If ever the 20th century has been given a key to the secret of wisdom in a crazy world, it is in Francis. But so distorted are our values, so limited our vision, so self-centered our society that it's Francis who comes out looking mad.
His own society, even his own father, thought he'd lost his mind.
But our society is not much for loving lunacy either. We romanticize it perhaps, but we certainly do not promote it. As a youngster in the local Catholic school, I learned that Francis gave up a high position in the army and the family business to live with the poor. Frankly, I questioned that, too. I never told Sister, of course. Saints were saints, after all, and not to be criticized. But I had already learned from subtler sources that the purpose of life was to get ahead, to buy things, to be patriotic, to be independent and proper and strong. Now I'm beginning to understand, I think: While we're all talking wisdom in this wasted, wacky, warring world, Francis of Assisi is a key to understanding it that nobody wants.
Ronald Reagan went to Cancun to give the starving countries of the world the 19th-century American industrial answer: If you work hard enough you, too, can be rich. That's no Francis of Assisi speaking. Francis would give things away. In abundance. That's a key apparently that nobody in their right minds considers sensible.

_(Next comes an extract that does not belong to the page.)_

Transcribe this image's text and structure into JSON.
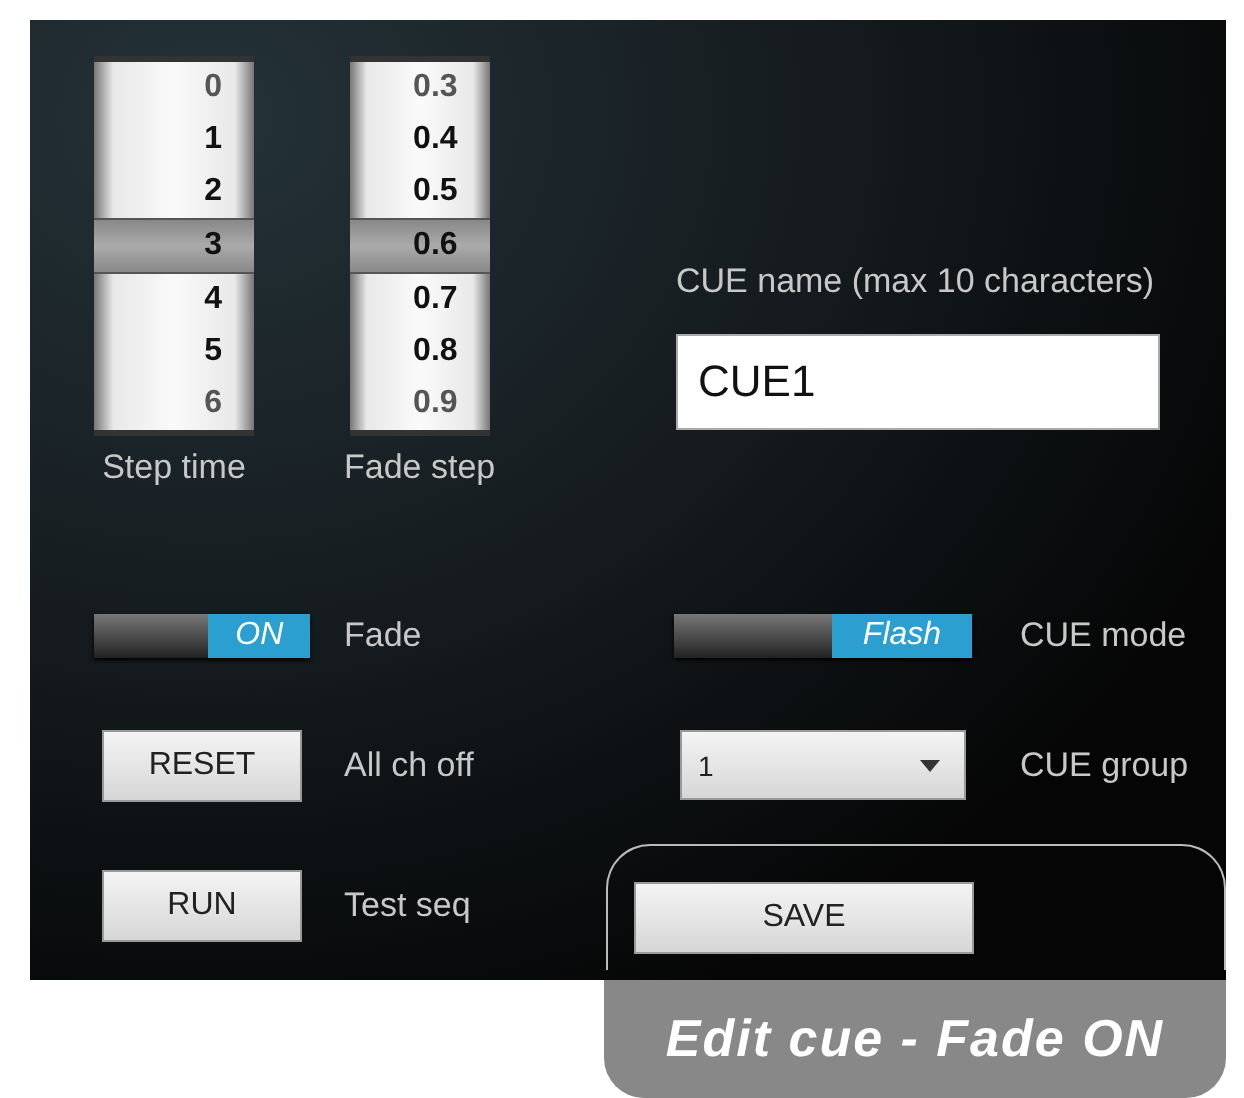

Alexander Haig went to Europe to convince the Western allies that the politics of terror were benign. That wasn't Francis of Assisi speaking. Francis would take off his sword, give away his cloak, do good to his enemy. Without limits. That's a key you can't even give away.